• [TASK PROMPT] Lines holding the word "Customer" are the ones to copy from the data below.

(SUPPLIED RECORDS)

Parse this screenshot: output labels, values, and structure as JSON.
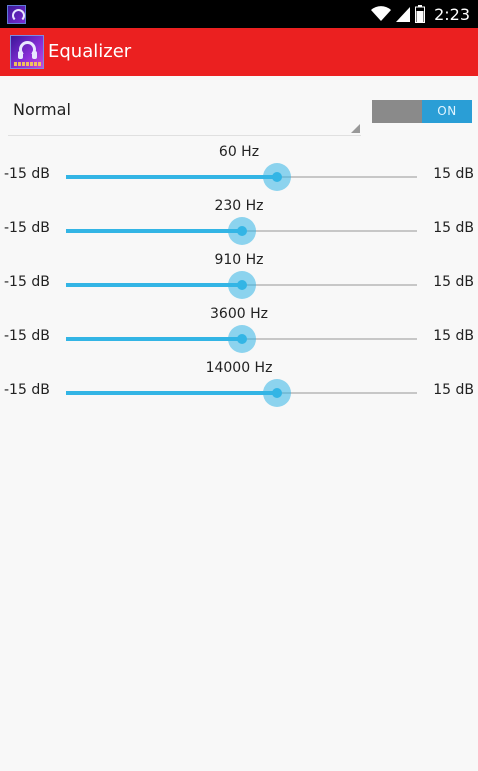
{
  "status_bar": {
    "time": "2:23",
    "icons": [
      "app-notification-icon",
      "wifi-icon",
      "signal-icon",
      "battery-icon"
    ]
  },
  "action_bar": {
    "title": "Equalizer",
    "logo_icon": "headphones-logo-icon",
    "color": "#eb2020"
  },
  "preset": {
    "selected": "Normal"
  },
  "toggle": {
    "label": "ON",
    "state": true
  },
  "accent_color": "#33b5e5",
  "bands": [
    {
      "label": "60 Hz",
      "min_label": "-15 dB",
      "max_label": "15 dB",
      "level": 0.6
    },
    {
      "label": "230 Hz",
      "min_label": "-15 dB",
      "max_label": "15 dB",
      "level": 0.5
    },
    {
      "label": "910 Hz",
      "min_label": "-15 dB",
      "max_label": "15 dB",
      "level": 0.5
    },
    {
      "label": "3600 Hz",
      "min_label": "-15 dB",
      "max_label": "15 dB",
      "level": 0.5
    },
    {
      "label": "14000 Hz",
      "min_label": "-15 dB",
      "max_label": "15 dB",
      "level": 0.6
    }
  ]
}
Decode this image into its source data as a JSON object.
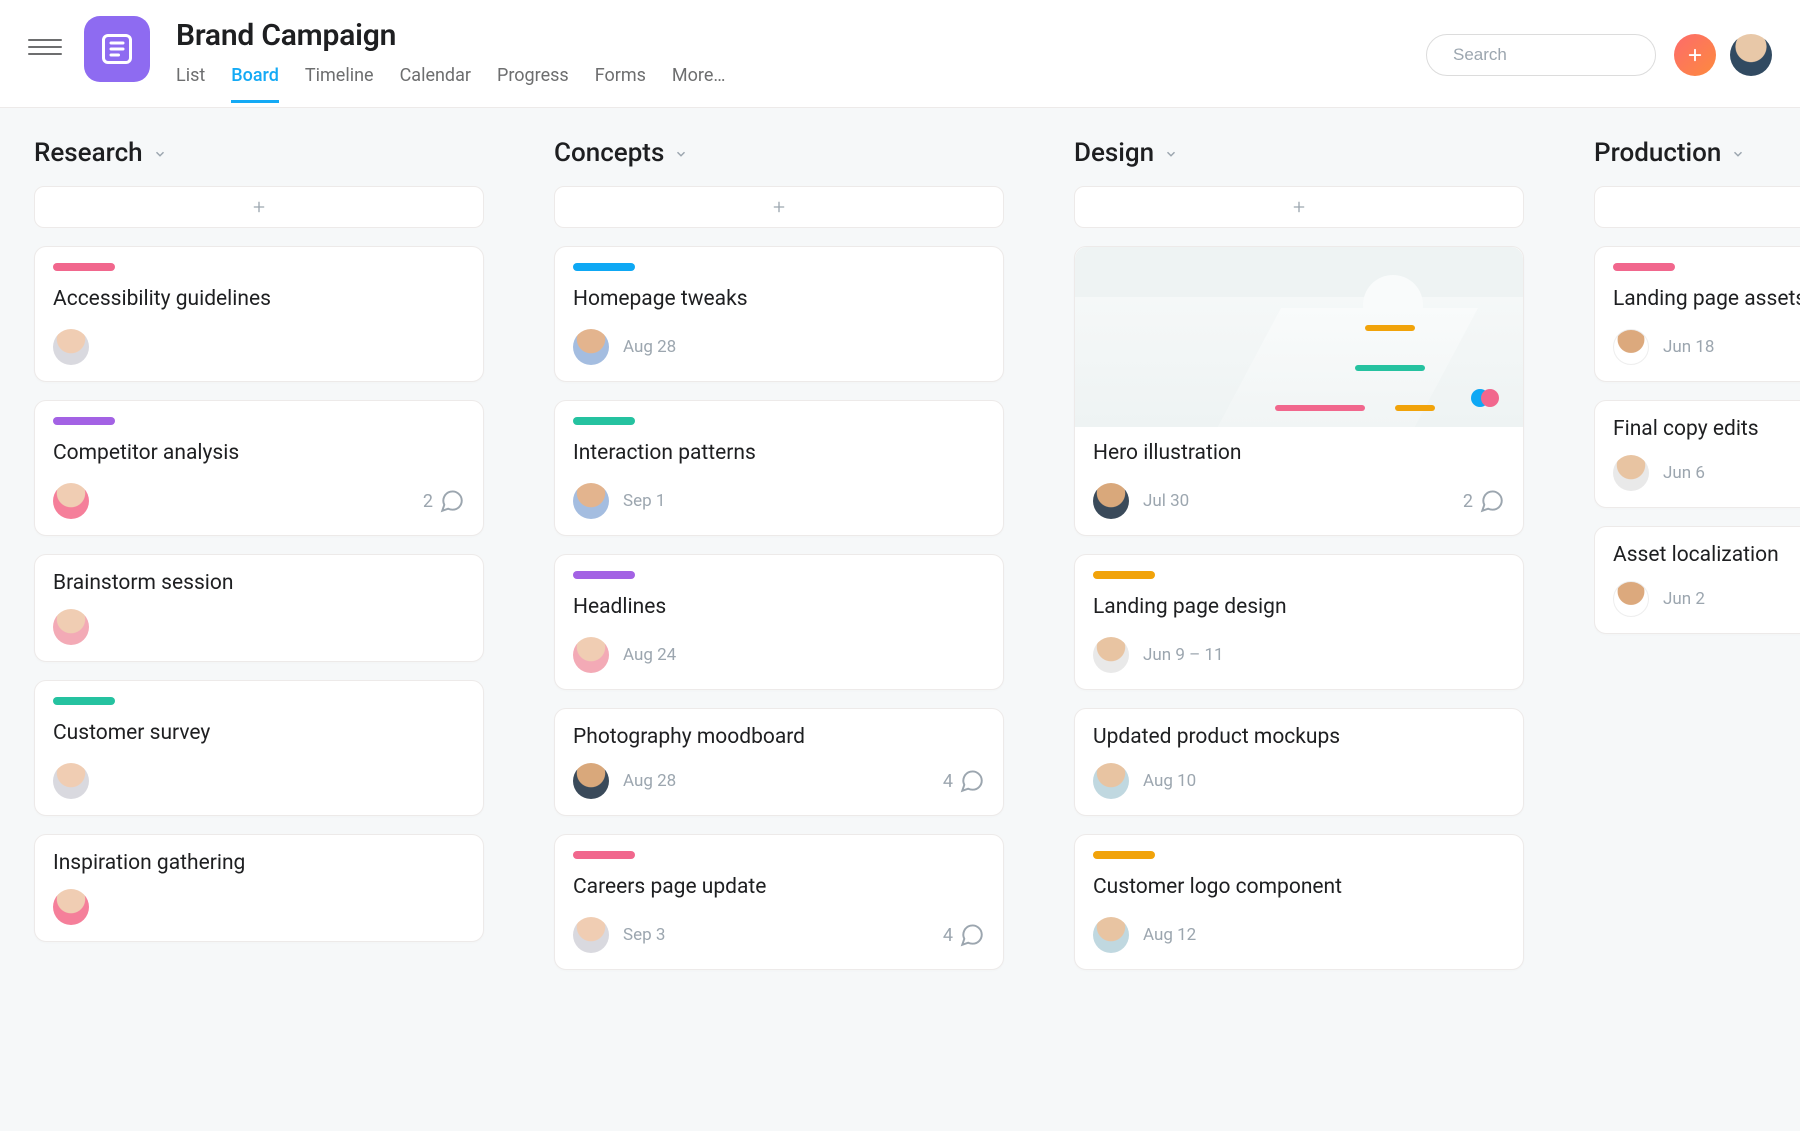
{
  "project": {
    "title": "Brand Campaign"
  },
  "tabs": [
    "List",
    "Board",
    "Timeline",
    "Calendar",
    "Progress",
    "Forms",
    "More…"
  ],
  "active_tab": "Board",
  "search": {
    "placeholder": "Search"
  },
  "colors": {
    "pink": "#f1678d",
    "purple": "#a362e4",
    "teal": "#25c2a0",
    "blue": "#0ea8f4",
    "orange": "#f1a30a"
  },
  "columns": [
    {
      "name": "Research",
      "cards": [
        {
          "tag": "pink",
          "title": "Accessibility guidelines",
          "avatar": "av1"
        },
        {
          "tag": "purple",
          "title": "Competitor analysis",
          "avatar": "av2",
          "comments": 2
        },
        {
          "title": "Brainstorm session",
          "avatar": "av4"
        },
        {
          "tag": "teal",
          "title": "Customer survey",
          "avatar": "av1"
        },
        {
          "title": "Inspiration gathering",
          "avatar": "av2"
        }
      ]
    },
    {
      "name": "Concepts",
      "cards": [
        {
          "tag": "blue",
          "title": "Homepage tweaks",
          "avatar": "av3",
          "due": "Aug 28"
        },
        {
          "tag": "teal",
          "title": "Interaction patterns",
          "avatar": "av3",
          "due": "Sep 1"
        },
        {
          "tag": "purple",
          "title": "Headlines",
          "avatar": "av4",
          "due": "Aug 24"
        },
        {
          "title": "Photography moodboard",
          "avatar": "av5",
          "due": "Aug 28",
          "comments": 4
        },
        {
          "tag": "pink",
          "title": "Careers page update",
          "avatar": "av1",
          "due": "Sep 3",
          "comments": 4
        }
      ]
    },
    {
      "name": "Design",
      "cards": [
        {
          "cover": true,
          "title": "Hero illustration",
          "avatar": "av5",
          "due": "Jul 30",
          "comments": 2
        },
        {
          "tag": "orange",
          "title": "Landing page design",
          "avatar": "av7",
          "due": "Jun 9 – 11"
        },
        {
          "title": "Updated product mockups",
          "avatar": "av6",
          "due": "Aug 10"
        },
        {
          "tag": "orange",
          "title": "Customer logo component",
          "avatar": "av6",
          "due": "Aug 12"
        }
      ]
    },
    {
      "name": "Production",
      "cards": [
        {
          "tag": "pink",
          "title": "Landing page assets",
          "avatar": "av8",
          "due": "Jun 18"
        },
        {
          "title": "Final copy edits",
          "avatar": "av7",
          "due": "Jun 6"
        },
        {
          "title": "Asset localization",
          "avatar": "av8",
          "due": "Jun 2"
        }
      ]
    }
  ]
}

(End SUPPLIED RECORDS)

• [WORKED SOLUTION]
          "title": "Customer survey",
          "title": "Customer logo component",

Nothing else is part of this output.